WHAT THE EXERCISE ASKS> Exact reproduction of all the data is required, with pictures excluded.

Data records for software interfaces>
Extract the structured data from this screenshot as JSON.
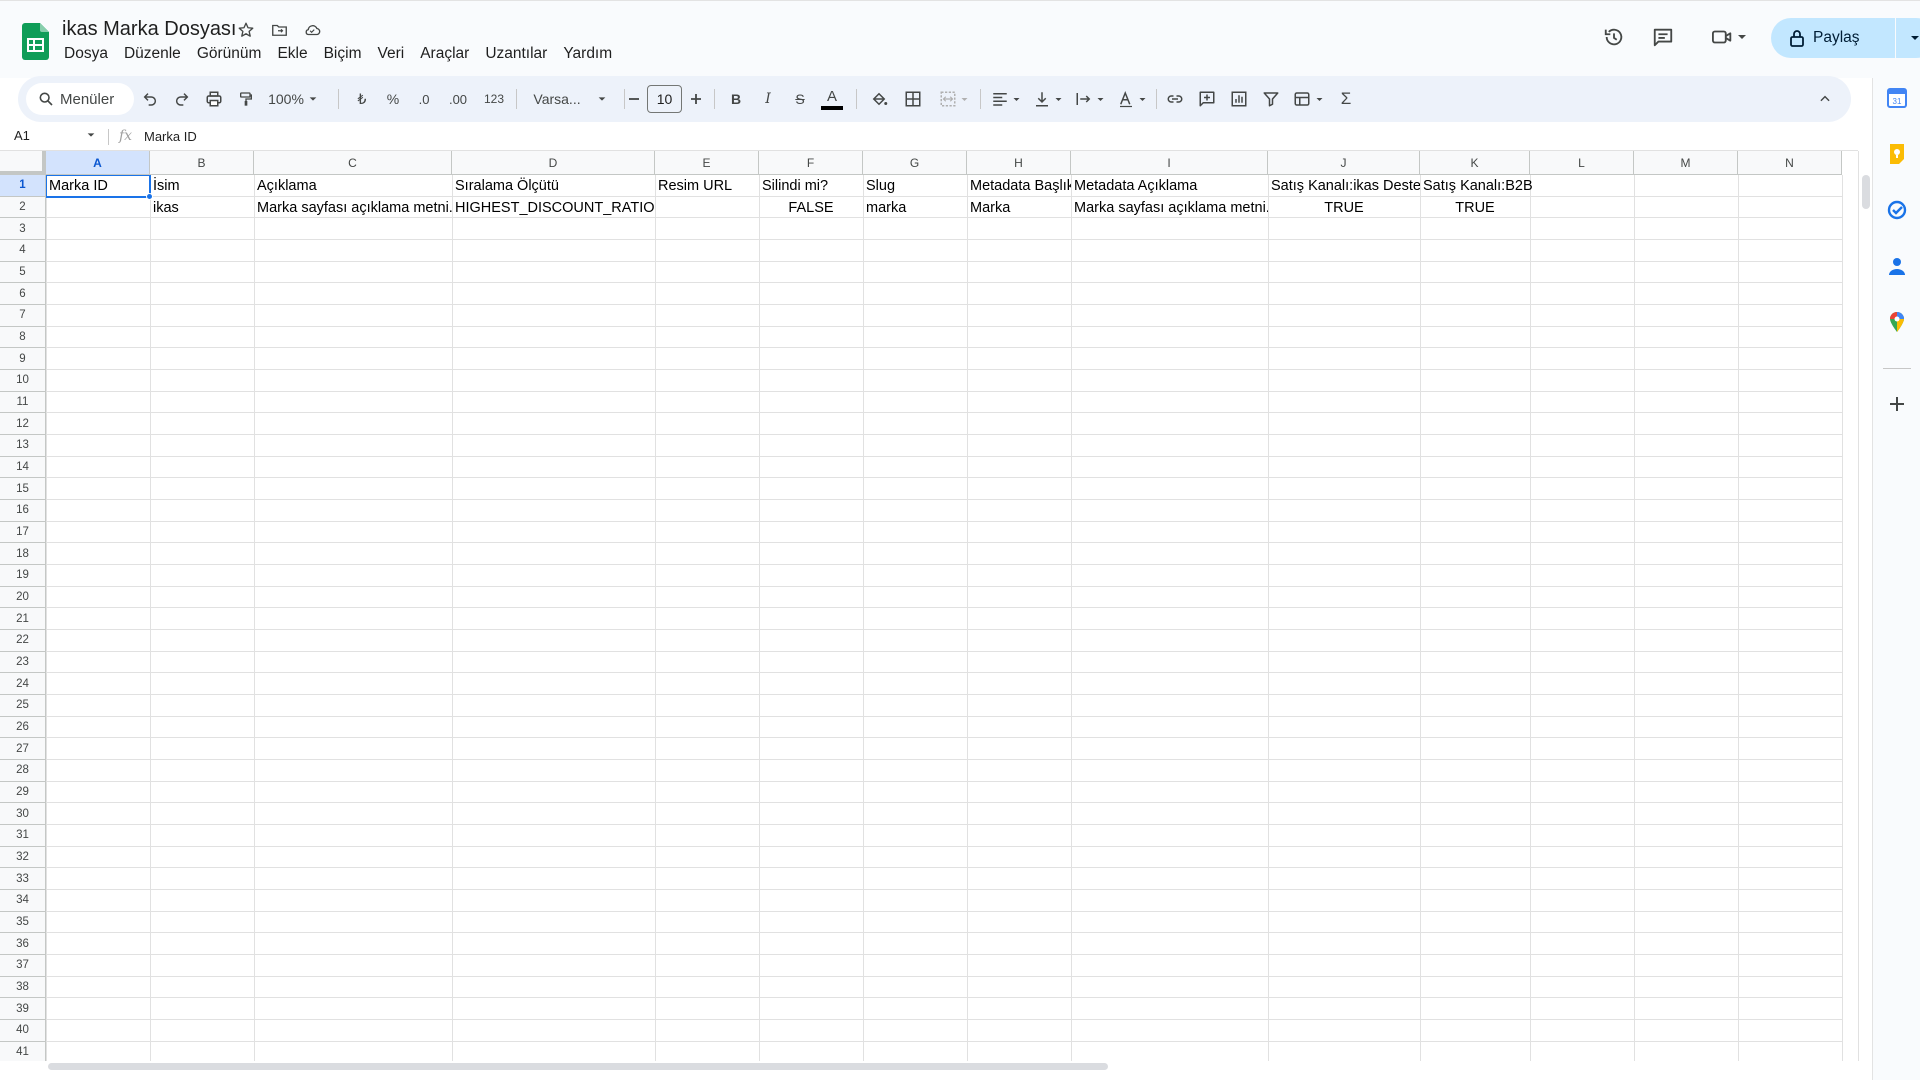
{
  "app": {
    "title": "ikas Marka Dosyası",
    "accent": "#0f9d58"
  },
  "menu": [
    "Dosya",
    "Düzenle",
    "Görünüm",
    "Ekle",
    "Biçim",
    "Veri",
    "Araçlar",
    "Uzantılar",
    "Yardım"
  ],
  "header": {
    "share_label": "Paylaş",
    "share_bg": "#c2e7ff"
  },
  "toolbar": {
    "menus_label": "Menüler",
    "zoom": "100%",
    "currency": "₺",
    "percent": "%",
    "dec_decrease": ".0",
    "dec_increase": ".00",
    "number_format": "123",
    "font": "Varsa...",
    "font_size": "10",
    "bold": "B",
    "italic": "I",
    "strike": "S",
    "text_color_label": "A",
    "function": "Σ"
  },
  "formula": {
    "cell_ref": "A1",
    "fx": "fx",
    "value": "Marka ID"
  },
  "grid": {
    "columns": [
      "A",
      "B",
      "C",
      "D",
      "E",
      "F",
      "G",
      "H",
      "I",
      "J",
      "K",
      "L",
      "M",
      "N"
    ],
    "active_column": "A",
    "rows": [
      "1",
      "2",
      "3",
      "4",
      "5",
      "6",
      "7",
      "8",
      "9",
      "10",
      "11",
      "12",
      "13",
      "14",
      "15",
      "16",
      "17",
      "18",
      "19",
      "20",
      "21",
      "22",
      "23",
      "24",
      "25",
      "26",
      "27",
      "28",
      "29",
      "30",
      "31",
      "32",
      "33",
      "34",
      "35",
      "36",
      "37",
      "38",
      "39",
      "40",
      "41"
    ],
    "active_row": "1",
    "data": [
      [
        "Marka ID",
        "İsim",
        "Açıklama",
        "Sıralama Ölçütü",
        "Resim URL",
        "Silindi mi?",
        "Slug",
        "Metadata Başlık",
        "Metadata Açıklama",
        "Satış Kanalı:ikas Destek",
        "Satış Kanalı:B2B",
        "",
        "",
        ""
      ],
      [
        "",
        "ikas",
        "Marka sayfası açıklama metni.",
        "HIGHEST_DISCOUNT_RATIO",
        "",
        "FALSE",
        "marka",
        "Marka",
        "Marka sayfası açıklama metni.",
        "TRUE",
        "TRUE",
        "",
        "",
        ""
      ]
    ]
  },
  "side_panel": [
    "calendar-icon",
    "keep-icon",
    "tasks-icon",
    "contacts-icon",
    "maps-icon",
    "add-icon"
  ]
}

EXERCISE OUTPUT>
Extract the structured data from this screenshot as JSON.
{
  "app": {
    "title": "ikas Marka Dosyası",
    "accent": "#0f9d58"
  },
  "menu": [
    "Dosya",
    "Düzenle",
    "Görünüm",
    "Ekle",
    "Biçim",
    "Veri",
    "Araçlar",
    "Uzantılar",
    "Yardım"
  ],
  "header": {
    "share_label": "Paylaş",
    "share_bg": "#c2e7ff"
  },
  "toolbar": {
    "menus_label": "Menüler",
    "zoom": "100%",
    "currency": "₺",
    "percent": "%",
    "dec_decrease": ".0",
    "dec_increase": ".00",
    "number_format": "123",
    "font": "Varsa...",
    "font_size": "10",
    "bold": "B",
    "italic": "I",
    "strike": "S",
    "text_color_label": "A",
    "function": "Σ"
  },
  "formula": {
    "cell_ref": "A1",
    "fx": "fx",
    "value": "Marka ID"
  },
  "grid": {
    "columns": [
      "A",
      "B",
      "C",
      "D",
      "E",
      "F",
      "G",
      "H",
      "I",
      "J",
      "K",
      "L",
      "M",
      "N"
    ],
    "active_column": "A",
    "rows": [
      "1",
      "2",
      "3",
      "4",
      "5",
      "6",
      "7",
      "8",
      "9",
      "10",
      "11",
      "12",
      "13",
      "14",
      "15",
      "16",
      "17",
      "18",
      "19",
      "20",
      "21",
      "22",
      "23",
      "24",
      "25",
      "26",
      "27",
      "28",
      "29",
      "30",
      "31",
      "32",
      "33",
      "34",
      "35",
      "36",
      "37",
      "38",
      "39",
      "40",
      "41"
    ],
    "active_row": "1",
    "data": [
      [
        "Marka ID",
        "İsim",
        "Açıklama",
        "Sıralama Ölçütü",
        "Resim URL",
        "Silindi mi?",
        "Slug",
        "Metadata Başlık",
        "Metadata Açıklama",
        "Satış Kanalı:ikas Destek",
        "Satış Kanalı:B2B",
        "",
        "",
        ""
      ],
      [
        "",
        "ikas",
        "Marka sayfası açıklama metni.",
        "HIGHEST_DISCOUNT_RATIO",
        "",
        "FALSE",
        "marka",
        "Marka",
        "Marka sayfası açıklama metni.",
        "TRUE",
        "TRUE",
        "",
        "",
        ""
      ]
    ]
  },
  "side_panel": [
    "calendar-icon",
    "keep-icon",
    "tasks-icon",
    "contacts-icon",
    "maps-icon",
    "add-icon"
  ]
}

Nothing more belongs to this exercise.